Automation Is a Threat to Low-Income Workers, Unless the Education and Workforce Systems Can Change

Published apr. 06, 2017

What differentiates the current effect of automation on the labor market from that of previous generations is the rate of change. As MIT professors Erik Brynjolfsson and Andrew McAfee have argued, technological innovation is tied to computing power, and since computing power grows on a logarithmic scale (Moore’s law), so too does the rate of change technology produces. This means that newer technologies are exponentially more powerful than earlier technologies and can take on increasingly complicated tasks at a faster and faster rate. Gone are the 20-year economic cycles of the past. New technologies have the potential to radically impact millions of jobs in just a few short years.

In order to help low-income workers weather the economic storm of automation, a number of changes to the education and workforce retraining systems are needed:

1.     Better data must be provided so that practitioners and policymakers can predict and measure the impact of automation and adjust their training programs accordingly. These resources need to be highly detailed, locally applicable, and specifically tailored to the realities faced by their users.

2.     Education systems need to reinvent curriculum content and development timelines to reflect accelerated changes in society.

3.     Policy and financial incentives need to be implemented that encourage the education and workforce systems to react proactively, not reactively, to the changes underway as a result of automation.

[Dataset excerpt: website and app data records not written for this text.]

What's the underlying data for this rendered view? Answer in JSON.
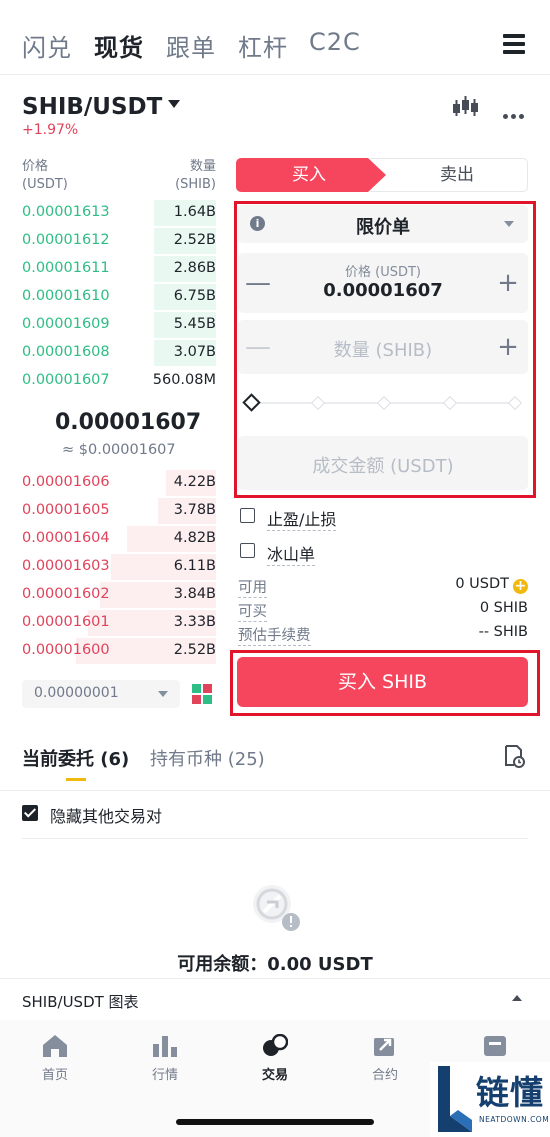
{
  "top_tabs": [
    "闪兑",
    "现货",
    "跟单",
    "杠杆",
    "C2C"
  ],
  "pair": {
    "name": "SHIB/USDT",
    "change": "+1.97%"
  },
  "order_book": {
    "price_header": "价格",
    "price_unit": "(USDT)",
    "qty_header": "数量",
    "qty_unit": "(SHIB)",
    "bids": [
      {
        "price": "0.00001613",
        "qty": "1.64B",
        "depth": 0.32
      },
      {
        "price": "0.00001612",
        "qty": "2.52B",
        "depth": 0.32
      },
      {
        "price": "0.00001611",
        "qty": "2.86B",
        "depth": 0.32
      },
      {
        "price": "0.00001610",
        "qty": "6.75B",
        "depth": 0.32
      },
      {
        "price": "0.00001609",
        "qty": "5.45B",
        "depth": 0.32
      },
      {
        "price": "0.00001608",
        "qty": "3.07B",
        "depth": 0.32
      },
      {
        "price": "0.00001607",
        "qty": "560.08M",
        "depth": 0.0
      }
    ],
    "last_price": "0.00001607",
    "last_price_usd": "≈ $0.00001607",
    "asks": [
      {
        "price": "0.00001606",
        "qty": "4.22B",
        "depth": 0.26
      },
      {
        "price": "0.00001605",
        "qty": "3.78B",
        "depth": 0.3
      },
      {
        "price": "0.00001604",
        "qty": "4.82B",
        "depth": 0.46
      },
      {
        "price": "0.00001603",
        "qty": "6.11B",
        "depth": 0.54
      },
      {
        "price": "0.00001602",
        "qty": "3.84B",
        "depth": 0.6
      },
      {
        "price": "0.00001601",
        "qty": "3.33B",
        "depth": 0.66
      },
      {
        "price": "0.00001600",
        "qty": "2.52B",
        "depth": 0.72
      }
    ],
    "depth_value": "0.00000001"
  },
  "trade_form": {
    "buy_label": "买入",
    "sell_label": "卖出",
    "order_type": "限价单",
    "price_label": "价格 (USDT)",
    "price_value": "0.00001607",
    "qty_placeholder": "数量 (SHIB)",
    "total_placeholder": "成交金额 (USDT)",
    "tp_sl": "止盈/止损",
    "iceberg": "冰山单",
    "available_label": "可用",
    "available_value": "0 USDT",
    "can_buy_label": "可买",
    "can_buy_value": "0 SHIB",
    "fee_label": "预估手续费",
    "fee_value": "-- SHIB",
    "buy_button": "买入 SHIB"
  },
  "orders": {
    "tab_open": "当前委托 (6)",
    "tab_holdings": "持有币种 (25)",
    "hide_others": "隐藏其他交易对",
    "balance": "可用余额：0.00 USDT",
    "chart_label": "SHIB/USDT 图表"
  },
  "bottom_nav": [
    "首页",
    "行情",
    "交易",
    "合约",
    "资产"
  ],
  "watermark": {
    "text": "链懂",
    "sub": "NEATDOWN.COM"
  },
  "colors": {
    "buy": "#2ebd85",
    "sell": "#e0435a",
    "accent": "#f0b90b",
    "buy_button": "#f6465d"
  }
}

4.     We need to promote innovative responses to automation, including the development of new tools and applications and more nimble educational program designs.

Automation is transforming the economy. The education and workforce systems must transform as well if we want to have any chance of allowing low-income workers to keep up.

Read President and CEO Maria Flynn’s blog on the future of work in our ongoing series.